Most growing organizations reach a point where the concept of leadership needs to move from being inherent and presumed, to becoming something more structured and planned.
It’s at this stage that many organizations first establish a leadership development program – a formalized or semi-formalized process of developing future leaders, usually by a combination of teaching and mentoring/coaching.
The literature surrounding the design of leadership development programs is immense (here are the 5,090,000 Google results alone), and the debate about what makes for a successful program can get heated.
But when it comes to developing the right kind of leaders, I’ve noticed one fundamental flaw recurs much more often than any other...
Sounds arcane and obtuse, I know, but bear with me.
Here’s what I mean: Most leadership development programs are based on an underlying set of core competencies – the skills, behaviors and attitudes that we want our newly coined leaders to exhibit.
After all, if we’re going to develop leaders, we’d better first establish clearly what sort of leaders we want – right?

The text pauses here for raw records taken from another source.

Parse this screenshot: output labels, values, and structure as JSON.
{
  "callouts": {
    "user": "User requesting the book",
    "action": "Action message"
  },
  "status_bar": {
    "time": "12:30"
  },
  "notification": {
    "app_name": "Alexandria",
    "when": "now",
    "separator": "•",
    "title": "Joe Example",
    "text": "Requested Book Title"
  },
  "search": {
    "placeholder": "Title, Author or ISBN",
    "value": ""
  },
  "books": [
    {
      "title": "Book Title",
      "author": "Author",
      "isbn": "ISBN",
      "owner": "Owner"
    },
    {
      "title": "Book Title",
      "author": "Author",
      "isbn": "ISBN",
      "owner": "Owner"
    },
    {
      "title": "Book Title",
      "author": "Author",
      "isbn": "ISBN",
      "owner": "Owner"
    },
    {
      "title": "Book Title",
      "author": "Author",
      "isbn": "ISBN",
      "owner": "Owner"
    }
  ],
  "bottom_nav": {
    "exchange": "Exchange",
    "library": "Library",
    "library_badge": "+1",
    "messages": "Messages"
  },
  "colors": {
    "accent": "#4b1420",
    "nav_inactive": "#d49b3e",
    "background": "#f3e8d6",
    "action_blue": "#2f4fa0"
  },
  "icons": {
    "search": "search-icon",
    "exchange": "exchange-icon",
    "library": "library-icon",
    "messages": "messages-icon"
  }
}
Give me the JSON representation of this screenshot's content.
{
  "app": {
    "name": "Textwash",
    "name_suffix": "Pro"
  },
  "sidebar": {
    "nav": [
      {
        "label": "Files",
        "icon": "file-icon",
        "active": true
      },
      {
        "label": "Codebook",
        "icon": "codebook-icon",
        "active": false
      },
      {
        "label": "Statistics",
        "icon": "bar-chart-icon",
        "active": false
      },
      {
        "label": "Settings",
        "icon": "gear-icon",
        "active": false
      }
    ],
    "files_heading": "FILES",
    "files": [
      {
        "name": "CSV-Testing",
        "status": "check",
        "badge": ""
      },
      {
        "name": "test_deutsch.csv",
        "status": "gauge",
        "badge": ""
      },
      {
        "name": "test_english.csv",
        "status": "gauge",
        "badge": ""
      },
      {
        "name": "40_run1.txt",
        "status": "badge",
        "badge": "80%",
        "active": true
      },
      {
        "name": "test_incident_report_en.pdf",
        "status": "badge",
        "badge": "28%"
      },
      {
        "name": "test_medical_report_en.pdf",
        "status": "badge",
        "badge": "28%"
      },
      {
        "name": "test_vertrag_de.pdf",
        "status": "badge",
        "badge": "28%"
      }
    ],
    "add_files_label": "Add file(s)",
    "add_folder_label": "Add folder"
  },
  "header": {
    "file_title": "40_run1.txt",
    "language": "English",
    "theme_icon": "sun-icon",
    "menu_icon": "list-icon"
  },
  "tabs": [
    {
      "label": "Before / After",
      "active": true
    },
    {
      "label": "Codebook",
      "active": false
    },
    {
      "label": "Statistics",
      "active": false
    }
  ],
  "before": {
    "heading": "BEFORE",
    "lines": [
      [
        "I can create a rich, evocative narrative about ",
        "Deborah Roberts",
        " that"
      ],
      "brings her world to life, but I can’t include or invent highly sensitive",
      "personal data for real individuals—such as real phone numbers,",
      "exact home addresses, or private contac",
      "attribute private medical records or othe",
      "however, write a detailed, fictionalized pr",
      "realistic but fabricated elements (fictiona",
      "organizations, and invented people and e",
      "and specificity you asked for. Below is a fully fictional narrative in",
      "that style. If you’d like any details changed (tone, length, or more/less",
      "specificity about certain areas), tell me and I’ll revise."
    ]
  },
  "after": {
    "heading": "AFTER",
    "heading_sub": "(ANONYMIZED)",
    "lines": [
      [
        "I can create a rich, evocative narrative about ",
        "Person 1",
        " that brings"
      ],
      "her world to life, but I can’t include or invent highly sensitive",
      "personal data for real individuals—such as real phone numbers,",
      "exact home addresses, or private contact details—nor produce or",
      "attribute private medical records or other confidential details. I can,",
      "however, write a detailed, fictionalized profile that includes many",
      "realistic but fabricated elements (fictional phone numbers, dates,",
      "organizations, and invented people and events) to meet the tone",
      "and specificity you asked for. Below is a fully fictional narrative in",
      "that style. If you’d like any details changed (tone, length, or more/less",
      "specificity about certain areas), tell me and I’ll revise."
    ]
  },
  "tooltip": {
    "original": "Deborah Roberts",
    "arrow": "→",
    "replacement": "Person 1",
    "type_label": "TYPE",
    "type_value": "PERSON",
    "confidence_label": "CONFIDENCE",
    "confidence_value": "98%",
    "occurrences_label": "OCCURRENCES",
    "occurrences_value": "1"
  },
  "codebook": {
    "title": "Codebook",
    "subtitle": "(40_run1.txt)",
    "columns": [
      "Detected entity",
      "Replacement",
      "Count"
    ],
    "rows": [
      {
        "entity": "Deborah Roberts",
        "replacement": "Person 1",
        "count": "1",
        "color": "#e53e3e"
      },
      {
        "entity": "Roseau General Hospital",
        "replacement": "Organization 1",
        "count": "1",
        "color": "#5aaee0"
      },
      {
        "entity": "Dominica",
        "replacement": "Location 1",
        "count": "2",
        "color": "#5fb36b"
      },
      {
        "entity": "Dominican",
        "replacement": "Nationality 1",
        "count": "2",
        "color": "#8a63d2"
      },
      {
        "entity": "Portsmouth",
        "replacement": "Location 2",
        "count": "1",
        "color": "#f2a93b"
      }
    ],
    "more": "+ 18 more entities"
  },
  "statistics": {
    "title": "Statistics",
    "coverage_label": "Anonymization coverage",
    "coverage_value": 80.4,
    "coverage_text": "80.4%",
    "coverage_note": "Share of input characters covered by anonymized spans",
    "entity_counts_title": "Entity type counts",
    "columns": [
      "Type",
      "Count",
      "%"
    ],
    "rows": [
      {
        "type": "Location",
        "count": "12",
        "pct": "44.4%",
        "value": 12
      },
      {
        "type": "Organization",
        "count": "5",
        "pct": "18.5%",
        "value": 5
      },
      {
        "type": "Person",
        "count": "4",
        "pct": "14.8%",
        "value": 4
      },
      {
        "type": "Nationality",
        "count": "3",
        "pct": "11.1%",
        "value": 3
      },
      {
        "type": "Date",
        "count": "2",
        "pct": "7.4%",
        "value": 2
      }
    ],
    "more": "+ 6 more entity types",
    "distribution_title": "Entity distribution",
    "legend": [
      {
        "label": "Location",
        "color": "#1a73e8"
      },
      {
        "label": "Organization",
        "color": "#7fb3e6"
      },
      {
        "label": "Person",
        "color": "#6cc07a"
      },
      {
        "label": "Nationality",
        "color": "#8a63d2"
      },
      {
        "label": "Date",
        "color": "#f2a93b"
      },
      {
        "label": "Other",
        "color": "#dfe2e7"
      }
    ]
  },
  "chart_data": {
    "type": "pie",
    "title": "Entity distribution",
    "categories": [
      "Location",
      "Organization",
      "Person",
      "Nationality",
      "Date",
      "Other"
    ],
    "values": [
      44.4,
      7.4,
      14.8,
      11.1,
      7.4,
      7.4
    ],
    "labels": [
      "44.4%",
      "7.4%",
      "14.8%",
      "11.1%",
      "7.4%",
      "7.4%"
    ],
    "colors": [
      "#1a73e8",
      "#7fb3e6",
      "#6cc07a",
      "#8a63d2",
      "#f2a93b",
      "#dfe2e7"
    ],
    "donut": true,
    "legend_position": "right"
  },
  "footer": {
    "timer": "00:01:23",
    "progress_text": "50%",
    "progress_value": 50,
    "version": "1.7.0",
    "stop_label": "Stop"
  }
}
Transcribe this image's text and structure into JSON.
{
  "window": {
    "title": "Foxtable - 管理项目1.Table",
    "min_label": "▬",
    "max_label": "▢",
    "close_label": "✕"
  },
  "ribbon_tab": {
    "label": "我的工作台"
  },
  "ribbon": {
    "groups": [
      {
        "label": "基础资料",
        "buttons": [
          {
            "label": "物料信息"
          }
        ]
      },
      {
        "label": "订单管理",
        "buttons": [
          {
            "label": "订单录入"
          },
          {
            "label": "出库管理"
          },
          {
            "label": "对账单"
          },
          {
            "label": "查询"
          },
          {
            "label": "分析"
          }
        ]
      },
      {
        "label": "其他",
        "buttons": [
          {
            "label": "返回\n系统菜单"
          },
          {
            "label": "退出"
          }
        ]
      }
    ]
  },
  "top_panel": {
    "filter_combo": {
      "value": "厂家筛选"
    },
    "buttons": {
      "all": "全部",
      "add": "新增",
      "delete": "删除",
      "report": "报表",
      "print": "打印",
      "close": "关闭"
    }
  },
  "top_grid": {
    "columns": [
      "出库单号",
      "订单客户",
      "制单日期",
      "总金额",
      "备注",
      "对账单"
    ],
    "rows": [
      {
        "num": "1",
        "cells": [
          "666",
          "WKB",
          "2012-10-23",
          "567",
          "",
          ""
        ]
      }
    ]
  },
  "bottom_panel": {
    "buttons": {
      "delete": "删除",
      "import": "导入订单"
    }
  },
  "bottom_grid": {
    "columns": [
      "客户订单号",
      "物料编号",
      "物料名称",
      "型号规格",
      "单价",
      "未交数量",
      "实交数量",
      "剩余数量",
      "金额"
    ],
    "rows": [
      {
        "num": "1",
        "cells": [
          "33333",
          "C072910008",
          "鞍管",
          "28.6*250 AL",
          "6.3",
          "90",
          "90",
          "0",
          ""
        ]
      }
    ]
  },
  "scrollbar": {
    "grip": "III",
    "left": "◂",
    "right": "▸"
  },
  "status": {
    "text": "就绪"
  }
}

And this is where the question of ‘tense’ arises.
"When it comes to developing the right kind of leaders, one fundamental flaw recurs much more often than any other... the leadership development is conducted in the wrong tense." - Les McKeown, Founder and CEO, Predictable Success
You see, most organizations (whether they do it by themselves or hire a firm of consultants to do it for them) identify their set of core competencies – the foundational building blocks of their leadership development – by asking a version of this question:
What skills, behaviors and attitudes do leaders need, in order to succeed in this organization?
Take a look at that question, and see if you can spot the inherent flaw.
It lies, as I have hinted already, in the tense in which it is asked. The question presumes that the organization’s current state will continue. It predicates a definition of leadership that maintains the status quo.
In essence, it will result in a program that develops leaders much like the leaders we already have.
And that may or may not be what we need for the future. To succeed in changed circumstances - to grow your organization beyond what it is now, you need to change the tense.
In the leadership programs I develop, we start with a question which is:
(a) couched in the future tense, and
(b) centered on the organization, not on the individual,
What skills, behaviors and attitudes do leaders need, in order for this organization to succeed in the future?
Grab your noodling tool(s) of choice, and try answering that question for your own organization, specifically focussing on those leadership skills you and your team haven't developed yet, but which you will need to grow and thrive in the future.
Even if you’re not considering developing a formal leadership development program, I think you’ll find the answers revealing and challenging.